AFCA says it received 209 complaints on those issues, followed by 181 on claim amounts, 179 on delays and 159 on other claim denial disputes.

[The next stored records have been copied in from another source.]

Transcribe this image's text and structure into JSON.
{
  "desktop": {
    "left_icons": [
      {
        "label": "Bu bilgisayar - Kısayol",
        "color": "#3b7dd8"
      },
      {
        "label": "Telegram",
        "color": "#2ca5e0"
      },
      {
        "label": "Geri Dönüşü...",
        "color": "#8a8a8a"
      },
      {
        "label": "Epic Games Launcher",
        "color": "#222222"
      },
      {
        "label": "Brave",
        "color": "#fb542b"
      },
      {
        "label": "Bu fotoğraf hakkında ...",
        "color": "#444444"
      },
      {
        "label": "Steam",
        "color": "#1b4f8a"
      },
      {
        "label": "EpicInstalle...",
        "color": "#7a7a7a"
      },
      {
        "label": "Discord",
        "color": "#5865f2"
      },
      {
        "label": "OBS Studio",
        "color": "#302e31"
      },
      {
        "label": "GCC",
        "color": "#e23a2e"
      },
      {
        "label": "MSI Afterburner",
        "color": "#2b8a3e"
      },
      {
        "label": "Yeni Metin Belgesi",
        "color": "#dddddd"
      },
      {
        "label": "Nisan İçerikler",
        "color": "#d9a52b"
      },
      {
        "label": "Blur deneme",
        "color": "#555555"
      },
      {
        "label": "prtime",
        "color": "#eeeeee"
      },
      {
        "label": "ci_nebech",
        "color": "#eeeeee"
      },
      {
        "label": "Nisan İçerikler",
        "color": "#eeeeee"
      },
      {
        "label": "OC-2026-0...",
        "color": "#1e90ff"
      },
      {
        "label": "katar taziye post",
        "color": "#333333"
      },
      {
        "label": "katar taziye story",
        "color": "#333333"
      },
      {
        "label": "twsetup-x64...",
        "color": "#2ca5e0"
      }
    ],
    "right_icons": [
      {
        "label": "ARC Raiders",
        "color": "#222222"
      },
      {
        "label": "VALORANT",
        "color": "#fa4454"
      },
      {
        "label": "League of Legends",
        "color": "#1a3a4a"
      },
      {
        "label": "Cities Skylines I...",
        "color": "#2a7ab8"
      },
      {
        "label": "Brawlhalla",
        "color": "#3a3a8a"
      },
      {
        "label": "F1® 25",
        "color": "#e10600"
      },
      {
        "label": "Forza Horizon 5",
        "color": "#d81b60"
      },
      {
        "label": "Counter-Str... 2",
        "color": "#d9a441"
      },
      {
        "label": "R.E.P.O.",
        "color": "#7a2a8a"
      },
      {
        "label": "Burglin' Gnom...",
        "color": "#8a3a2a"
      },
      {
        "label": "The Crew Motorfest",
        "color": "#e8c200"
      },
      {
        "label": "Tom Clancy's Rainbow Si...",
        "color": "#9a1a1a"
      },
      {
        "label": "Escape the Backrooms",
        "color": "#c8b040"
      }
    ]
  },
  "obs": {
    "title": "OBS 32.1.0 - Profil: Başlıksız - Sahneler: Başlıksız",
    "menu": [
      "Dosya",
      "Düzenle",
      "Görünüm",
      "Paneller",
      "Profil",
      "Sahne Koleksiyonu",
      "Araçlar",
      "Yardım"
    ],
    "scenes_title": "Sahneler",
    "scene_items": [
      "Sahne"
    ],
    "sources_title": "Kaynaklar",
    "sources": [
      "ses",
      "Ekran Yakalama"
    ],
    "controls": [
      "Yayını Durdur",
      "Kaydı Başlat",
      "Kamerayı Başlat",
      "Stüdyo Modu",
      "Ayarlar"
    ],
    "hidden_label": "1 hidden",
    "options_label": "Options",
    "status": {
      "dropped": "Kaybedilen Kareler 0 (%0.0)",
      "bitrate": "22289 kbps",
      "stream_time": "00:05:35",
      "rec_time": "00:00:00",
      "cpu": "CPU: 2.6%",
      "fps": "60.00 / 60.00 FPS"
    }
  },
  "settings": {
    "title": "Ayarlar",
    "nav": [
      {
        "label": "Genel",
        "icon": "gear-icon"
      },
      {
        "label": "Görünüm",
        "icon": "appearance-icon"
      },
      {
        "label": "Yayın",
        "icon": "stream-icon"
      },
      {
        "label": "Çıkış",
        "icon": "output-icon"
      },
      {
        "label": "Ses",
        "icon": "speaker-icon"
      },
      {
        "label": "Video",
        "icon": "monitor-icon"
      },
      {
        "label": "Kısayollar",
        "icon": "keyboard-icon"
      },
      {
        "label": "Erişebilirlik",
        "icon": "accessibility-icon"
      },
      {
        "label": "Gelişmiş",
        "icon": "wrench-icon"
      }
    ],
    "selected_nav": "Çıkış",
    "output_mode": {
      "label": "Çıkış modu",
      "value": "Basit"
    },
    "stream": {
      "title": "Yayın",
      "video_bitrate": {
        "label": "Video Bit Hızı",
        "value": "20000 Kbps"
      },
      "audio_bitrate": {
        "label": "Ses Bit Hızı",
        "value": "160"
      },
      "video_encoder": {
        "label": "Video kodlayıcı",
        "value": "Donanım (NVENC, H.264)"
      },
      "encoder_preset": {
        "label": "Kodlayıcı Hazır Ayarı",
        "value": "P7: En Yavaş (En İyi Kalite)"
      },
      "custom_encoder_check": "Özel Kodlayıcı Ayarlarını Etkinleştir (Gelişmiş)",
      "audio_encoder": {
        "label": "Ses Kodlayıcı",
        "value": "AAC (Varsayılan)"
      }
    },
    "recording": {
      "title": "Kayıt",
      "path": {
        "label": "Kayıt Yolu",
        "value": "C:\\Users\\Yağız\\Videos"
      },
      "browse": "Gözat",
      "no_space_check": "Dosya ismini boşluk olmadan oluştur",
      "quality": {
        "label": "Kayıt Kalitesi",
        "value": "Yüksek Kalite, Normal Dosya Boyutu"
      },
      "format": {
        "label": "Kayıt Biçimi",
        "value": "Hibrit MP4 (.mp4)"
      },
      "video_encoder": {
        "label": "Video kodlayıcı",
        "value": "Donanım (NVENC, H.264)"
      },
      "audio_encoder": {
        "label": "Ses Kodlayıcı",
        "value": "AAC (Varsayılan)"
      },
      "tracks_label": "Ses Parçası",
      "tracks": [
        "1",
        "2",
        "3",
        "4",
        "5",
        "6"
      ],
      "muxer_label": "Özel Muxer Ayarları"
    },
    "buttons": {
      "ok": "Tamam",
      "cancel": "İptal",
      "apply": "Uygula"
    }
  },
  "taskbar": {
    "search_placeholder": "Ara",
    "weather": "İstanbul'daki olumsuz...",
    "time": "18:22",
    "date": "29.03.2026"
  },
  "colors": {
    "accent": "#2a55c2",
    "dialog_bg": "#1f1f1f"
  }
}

Service quality dissatisfaction led to 53 complaints.

General insurance was the second-biggest complaint area, representing 21% of cases, behind credit issues on 45%.

By provider type, banks prompted 2367 complaints, followed by general insurers with 1159 and credit providers with 1040.

AFCA launched at the start of last month, taking over from the Financial Ombudsman Service (FOS), Credit and Investments Ombudsman and the Superannuation Complaints Tribunal.

Complaints to the authority across all sectors soared 47% after an information campaign to alert consumers to the new one-stop shop, but general insurance bucked the trend.

“The number of complaints made to AFCA [last month] against general insurers has decreased slightly, by 5%, when compared to complaints made to FOS in October,” a spokesman told

“This is consistent with the decrease in the overall numbers of complaints received by AFCA about general insurance products and follows the trend FOS saw in general insurance over the last six months of operation.”

AFCA received more than 13,000 phone inquiries last month, with 6522 complaints from consumers and small businesses.

CEO and Chief Ombudsman David Locke says streamlined processes and systems performed well: 80% of complaints were lodged online and 15% of those received last month have been finalised.

“AFCA provides quick and easy access to fair resolutions,” he said. “This is part of our role in rebuilding trust in the financial services sector,” he said.

Fewer than 6% of licensee members had a complaint lodged against them last month.